To which I was forced to respond, “There is the difference between you and I. I would never forfeit my life for a lie, but I would for the truth.” Our preoccupation with empirical truth has actually deteriorated our ethical character.
So she hit me with, “Your perception of the truth is not necessarily the truth. You have submitted yourself to ideological brainwashing.”
Here is the weakness in that thinking. You’re assuming a great deal about the other person. She’s assuming that I’m naive, ignorant, weak-minded and that she has no need to walk in my shoes, because she has her stuff and mine all figured out. We can never make such assumptions. St. Francis never assumed that he understood the other person.

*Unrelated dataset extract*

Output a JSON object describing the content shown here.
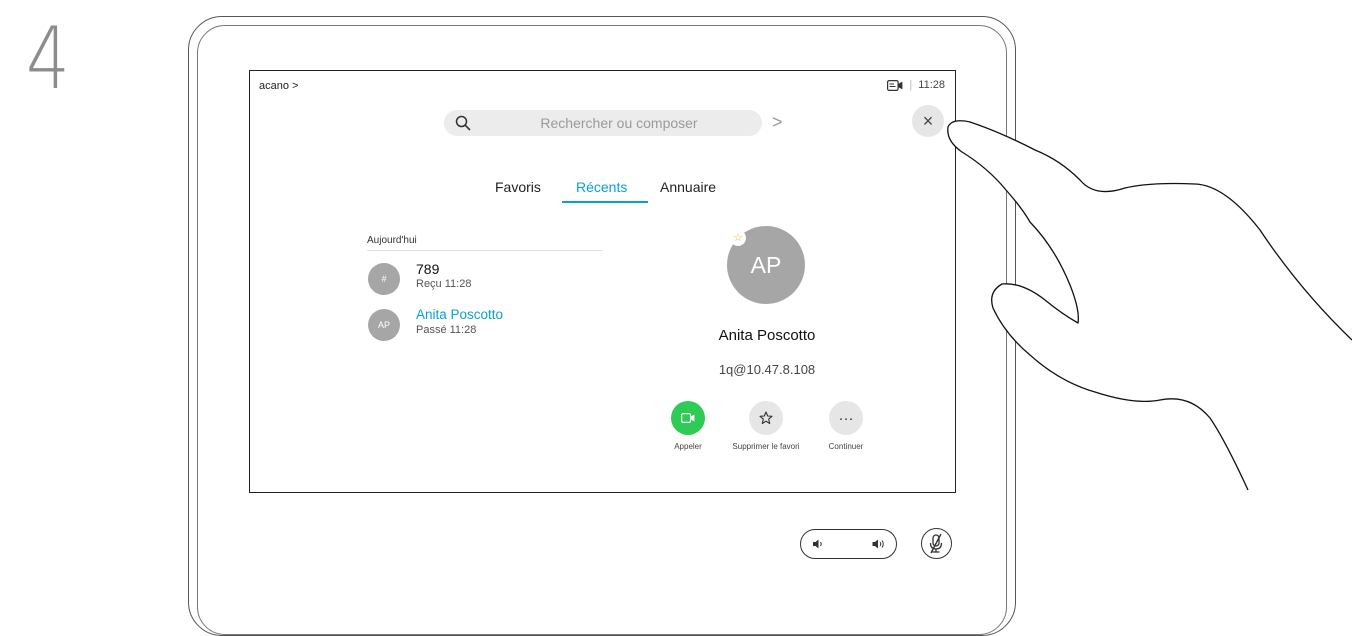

He allowed the other person to open himself up to him and he in turn reciprocated by opening himself to the other. He took the risk of loving, believing what he could not see and trusting.
I want to do the same. I want to take the risk of sharing my faith. I came to the faith on a risk. I trusted a man named Francis of Assisi. I believed that he would teach me about Jesus and he did.
For a few years, I lapsed in the faith and underwent a second conversion. This time I trusted my eyes. I had completed my studies in neurology and psychology and I’ went through a conversion experience that began in my mind.
As I studied studied neurology and human development. I came to the realization that the
human brain and its concomitant behaviors are too complex, too ordered, too consistent and at the same time outside of our ability to contain in time and space, which makes them consistently fluid and unpredictable, because we can’t create human experience. We have to wait for it to happen in order to attempt to understand it. We can’t create human passions. We have to wait for them and then analyze them.
For anything that precise to exist free of human control and capable of transcending space and time, while obeying natural law, there must be a Law Giver more intelligent and capable of much more than what I give him credit for.
Why do I do this? Why do I engage in discussions with fallen away Christians? Because I’m a Franciscan of Life. God sends us into the world to continue the work of Christ who is the firstborn of many brothers.
What did Christ say was his work, “Icame that they may have life, and have it abundantly,” (John 10:10) The Franciscan of Life is the instrument of Life calling out to life.
The article that triggered the dialogue.